* _Task prompt_: Number of lines with the string "illustration" in the entries below: report it, and nothing besides.
━━━
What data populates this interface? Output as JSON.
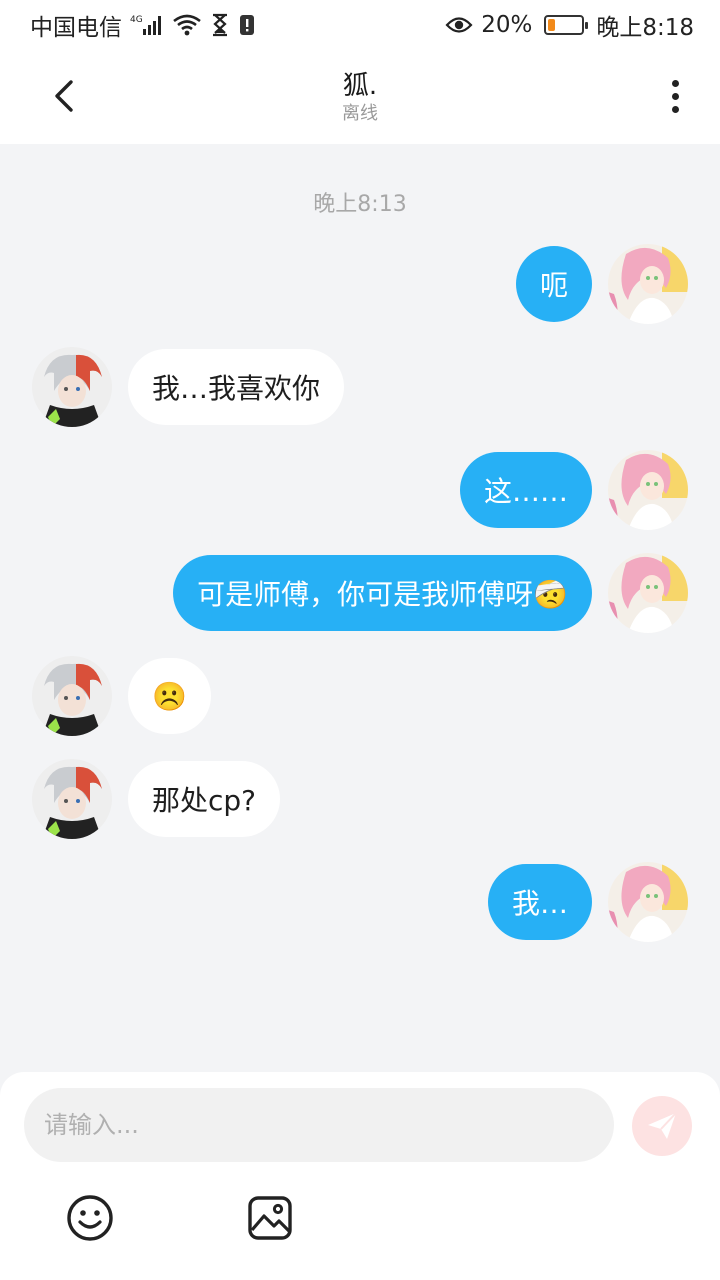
{
  "status_bar": {
    "carrier": "中国电信",
    "network": "4G",
    "battery_percent": "20%",
    "battery_level": 0.2,
    "time": "晚上8:18"
  },
  "header": {
    "title": "狐.",
    "status": "离线"
  },
  "conversation": {
    "timestamp": "晚上8:13",
    "messages": [
      {
        "side": "right",
        "text": "呃"
      },
      {
        "side": "left",
        "text": "我…我喜欢你"
      },
      {
        "side": "right",
        "text": "这……"
      },
      {
        "side": "right",
        "text": "可是师傅，你可是我师傅呀🤕"
      },
      {
        "side": "left",
        "text": "☹️"
      },
      {
        "side": "left",
        "text": "那处cp?"
      },
      {
        "side": "right",
        "text": "我…"
      }
    ]
  },
  "composer": {
    "placeholder": "请输入..."
  },
  "colors": {
    "accent": "#27b0f5",
    "send_button_bg": "#fde2e2",
    "background": "#f3f4f6"
  },
  "icons": {
    "back": "chevron-left-icon",
    "more": "more-vertical-icon",
    "send": "paper-plane-icon",
    "emoji": "smiley-icon",
    "image": "image-icon"
  }
}
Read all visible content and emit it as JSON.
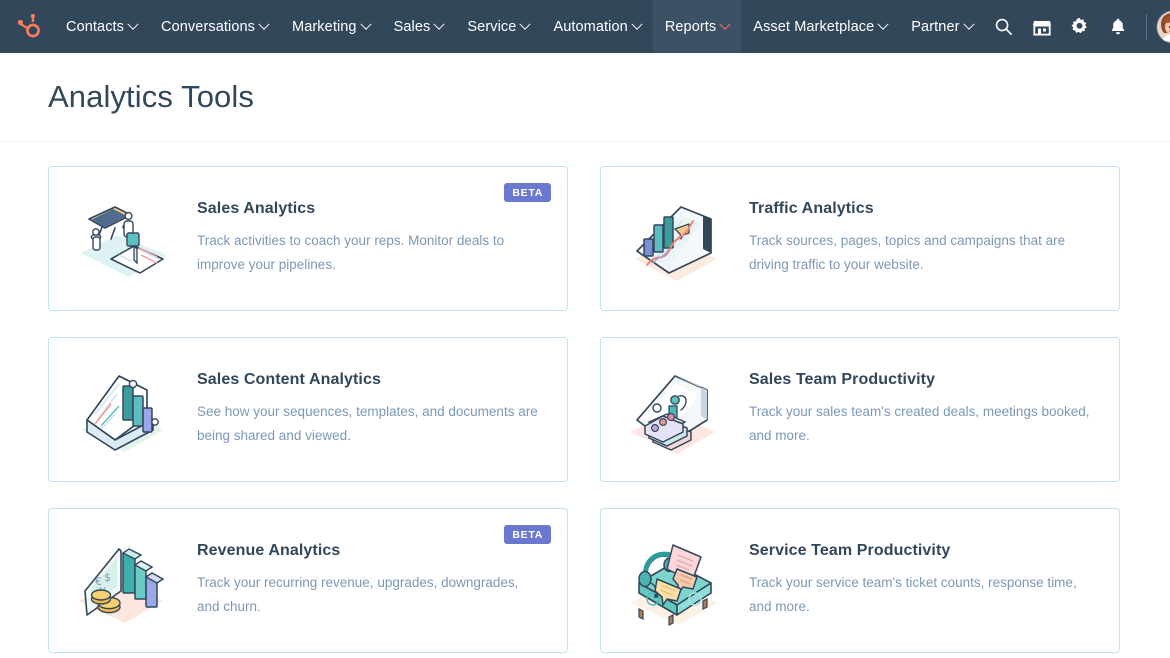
{
  "nav": {
    "logo_icon": "hubspot-sprocket-logo",
    "items": [
      {
        "label": "Contacts",
        "icon": "chevron-down-icon",
        "active": false
      },
      {
        "label": "Conversations",
        "icon": "chevron-down-icon",
        "active": false
      },
      {
        "label": "Marketing",
        "icon": "chevron-down-icon",
        "active": false
      },
      {
        "label": "Sales",
        "icon": "chevron-down-icon",
        "active": false
      },
      {
        "label": "Service",
        "icon": "chevron-down-icon",
        "active": false
      },
      {
        "label": "Automation",
        "icon": "chevron-down-icon",
        "active": false
      },
      {
        "label": "Reports",
        "icon": "chevron-down-icon",
        "active": true
      },
      {
        "label": "Asset Marketplace",
        "icon": "chevron-down-icon",
        "active": false
      },
      {
        "label": "Partner",
        "icon": "chevron-down-icon",
        "active": false
      }
    ],
    "actions": [
      {
        "icon": "search-icon"
      },
      {
        "icon": "marketplace-storefront-icon"
      },
      {
        "icon": "gear-icon"
      },
      {
        "icon": "bell-notifications-icon"
      }
    ],
    "avatar_icon": "user-avatar",
    "avatar_chevron_icon": "chevron-down-icon"
  },
  "header": {
    "title": "Analytics Tools"
  },
  "colors": {
    "nav_background": "#33475B",
    "brand_orange": "#FF7A59",
    "card_border": "#BDE5EC",
    "title_text": "#33475B",
    "body_text": "#7C98B6",
    "badge_purple": "#6A78D1"
  },
  "cards": [
    {
      "title": "Sales Analytics",
      "description": "Track activities to coach your reps. Monitor deals to improve your pipelines.",
      "badge": "BETA",
      "illustration": "chalkboard-people-book-illustration"
    },
    {
      "title": "Traffic Analytics",
      "description": "Track sources, pages, topics and campaigns that are driving traffic to your website.",
      "badge": null,
      "illustration": "laptop-bar-chart-illustration"
    },
    {
      "title": "Sales Content Analytics",
      "description": "See how your sequences, templates, and documents are being shared and viewed.",
      "badge": null,
      "illustration": "document-bar-chart-illustration"
    },
    {
      "title": "Sales Team Productivity",
      "description": "Track your sales team's created deals, meetings booked, and more.",
      "badge": null,
      "illustration": "dashboard-cards-illustration"
    },
    {
      "title": "Revenue Analytics",
      "description": "Track your recurring revenue, upgrades, downgrades, and churn.",
      "badge": "BETA",
      "illustration": "currency-coins-bar-chart-illustration"
    },
    {
      "title": "Service Team Productivity",
      "description": "Track your service team's ticket counts, response time, and more.",
      "badge": null,
      "illustration": "headset-support-desk-illustration"
    }
  ]
}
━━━
* _Solution for this task_: 6